  • Intestinal Protectors

Intestinal dressings , antacids … to protect the intestinal mucosa of the horse.

  • Antipyretics in case of fever

2) Relieve pain:

The dipyrone , associated or not with the butylscopolamine makes it possible to limit the intestinal spasms frequently associated with the diarrhea of ​​the horse. In cases of violent colic, tranquilizers may also be administered.

3) Fighting the cause:

  • Fight against infection

In case of bacterial cause , the use of antibiotics (for Clostridiosis, or Lawsoniosis) is prescribed. For Salmonellosis the use of antibiotics is controversial.

  • Fight against infestation

To get rid of cyathostomes and  strobiles in the horse , the veterinarian prescribes dewormers, called anthelmintics (ie against helminths which are a class of worms) . From a prevention point of view, it is best to plan a year-round de-worming plan for the horse with its treating veterinarian. Due to the development of many resistances, it is advisable to treat in a reasoned way, taking into account not the individual but the herd , the place of life and integrating coproscopies .

  • Fight against inflammation

The endotoxins released by the bacteria cause inflammation of the intestinal wall of the horse. The flunixin meglumine in small doses , the meloxicam or the firocoxib can fight against this inflammation while being relatively well tolerated (NSAIDs may indeed be factors diarrhea!)

  • Re-seeding of the digestive flora

This is essential in the intestinal equilibrium of the horse . One can support it with probiotics or even by causing the horse to eat healthy horseshoe.

In case of chronic diarrhea , we add to this a nutritional management of the horse, which aims in particular to:

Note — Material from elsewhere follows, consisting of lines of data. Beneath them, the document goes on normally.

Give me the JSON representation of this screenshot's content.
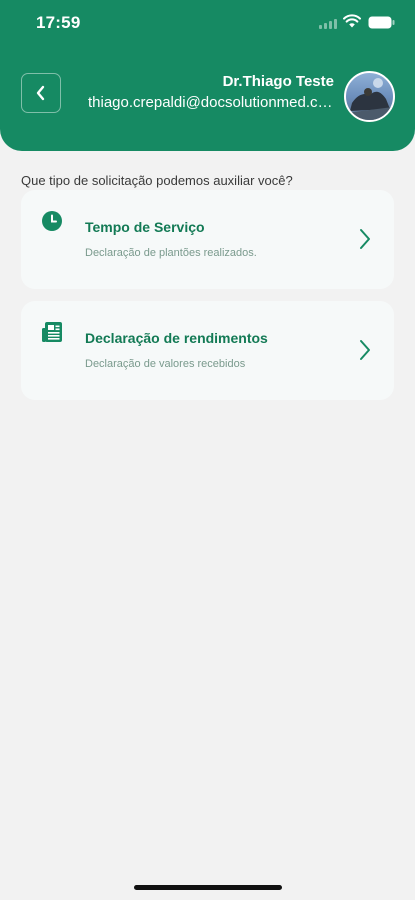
{
  "status_bar": {
    "time": "17:59"
  },
  "header": {
    "user_name": "Dr.Thiago Teste",
    "user_email": "thiago.crepaldi@docsolutionmed.com.br"
  },
  "prompt": "Que tipo de solicitação podemos auxiliar você?",
  "cards": [
    {
      "icon": "clock-icon",
      "title": "Tempo de Serviço",
      "subtitle": "Declaração de plantões realizados."
    },
    {
      "icon": "newspaper-icon",
      "title": "Declaração de rendimentos",
      "subtitle": "Declaração de valores recebidos"
    }
  ],
  "colors": {
    "primary": "#168a63",
    "card_background": "#f6f9f9",
    "page_background": "#f2f2f2",
    "title_text": "#137a55",
    "subtitle_text": "#7a9a8d"
  }
}
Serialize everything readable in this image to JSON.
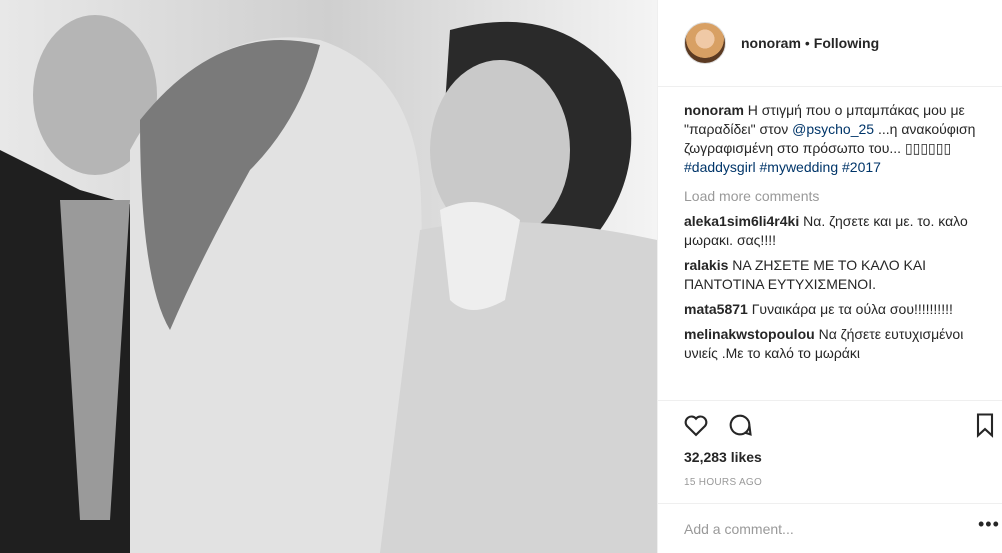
{
  "post": {
    "photo_alt": "photo",
    "author": "nonoram",
    "separator": "•",
    "follow_status": "Following"
  },
  "caption": {
    "username": "nonoram",
    "text_1": "Η στιγμή που ο μπαμπάκας μου με \"παραδίδει\" στον ",
    "mention": "@psycho_25",
    "text_2": " ...η ανακούφιση ζωγραφισμένη στο πρόσωπο του... ▯▯▯▯▯▯ ",
    "tag_1": "#daddysgirl",
    "tag_2": "#mywedding",
    "tag_3": "#2017"
  },
  "load_more": "Load more comments",
  "comments": [
    {
      "username": "aleka1sim6li4r4ki",
      "text": "Να. ζησετε και με. το. καλο μωρακι. σας!!!!"
    },
    {
      "username": "ralakis",
      "text": "ΝΑ ΖΗΣΕΤΕ ΜΕ ΤΟ ΚΑΛΟ ΚΑΙ ΠΑΝΤΟΤΙΝΑ ΕΥΤΥΧΙΣΜΕΝΟΙ."
    },
    {
      "username": "mata5871",
      "text": "Γυναικάρα με τα ούλα σου!!!!!!!!!!"
    },
    {
      "username": "melinakwstopoulou",
      "text": "Να ζήσετε ευτυχισμένοι υνιείς .Με το καλό το μωράκι"
    }
  ],
  "icons": {
    "like": "heart-icon",
    "comment": "comment-icon",
    "save": "bookmark-icon",
    "more": "more-options-icon"
  },
  "likes": "32,283 likes",
  "timestamp": "15 HOURS AGO",
  "add_comment": {
    "placeholder": "Add a comment...",
    "more": "•••"
  },
  "colors": {
    "link": "#003569",
    "muted": "#999999",
    "text": "#262626"
  }
}
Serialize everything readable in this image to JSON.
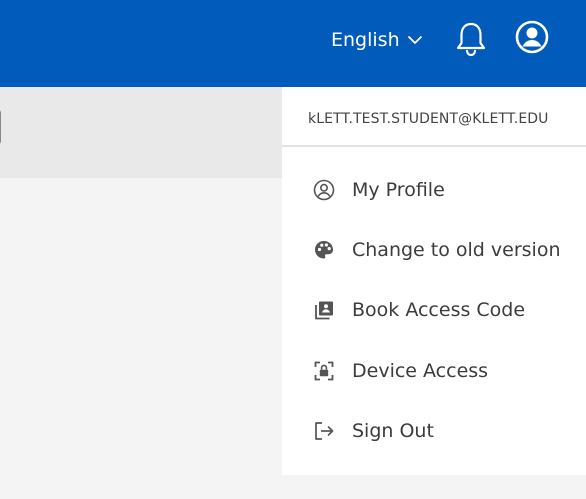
{
  "header": {
    "language_label": "English",
    "language_icon": "chevron-down-icon",
    "notifications_icon": "bell-icon",
    "account_icon": "account-circle-icon",
    "brand_color": "#005bbb"
  },
  "dropdown": {
    "email": "kLETT.TEST.STUDENT@KLETT.EDU",
    "items": [
      {
        "label": "My Profile",
        "icon": "profile-icon"
      },
      {
        "label": "Change to old version",
        "icon": "palette-icon"
      },
      {
        "label": "Book Access Code",
        "icon": "book-access-icon"
      },
      {
        "label": "Device Access",
        "icon": "device-lock-icon"
      },
      {
        "label": "Sign Out",
        "icon": "sign-out-icon"
      }
    ]
  }
}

  • Rebalance the diet to meet the actual nutritional requirements of the horse: many of them have higher protein requirements to cover due to losses from diarrhea, and are deficient in energy, minerals and vitamins.
  • Give good proportions different types of hay so as to reduce the mechanical and physical work of the colon. Distribute the hay at will .
  • Reduce stress with a pace of distribution, adequate meal size, and time spent in the paddock (grass).
  • Increase the proportion of omega 3 in the diet
  • Avoid excess carbohydrates in hay and concentrate

Warning food transition should be gradual , otherwise the risk of disrupting the digestive commensal flora and thus further promote diarrhea in horses.

A study carried out in 2012 shows convincing results by simply combining this nutritional management with the administration of sulfasalzine , a prodrug often used in the treatment of inflammatory bowel diseases (human and veterinary). But the mechanism behind its anti-inflammatory effect is still poorly understood today.

The diarrhea of ​​the horse is always to be considered as an  emergency , the condition of the horse can very quickly degrade in case of profuse diarrhea. In the absence of early treatment, recovery is long. Chronic diarrhea is a real diagnostic and therapeutic challenge for veterinarians.

In order to prevent diarrhea, it is important to maintain a healthy digestive commensal flora, in particular by ensuring the diet and its mode of distribution.

http://www.classequine.com/fiches-maladies/la-diarrhee-du-cheval/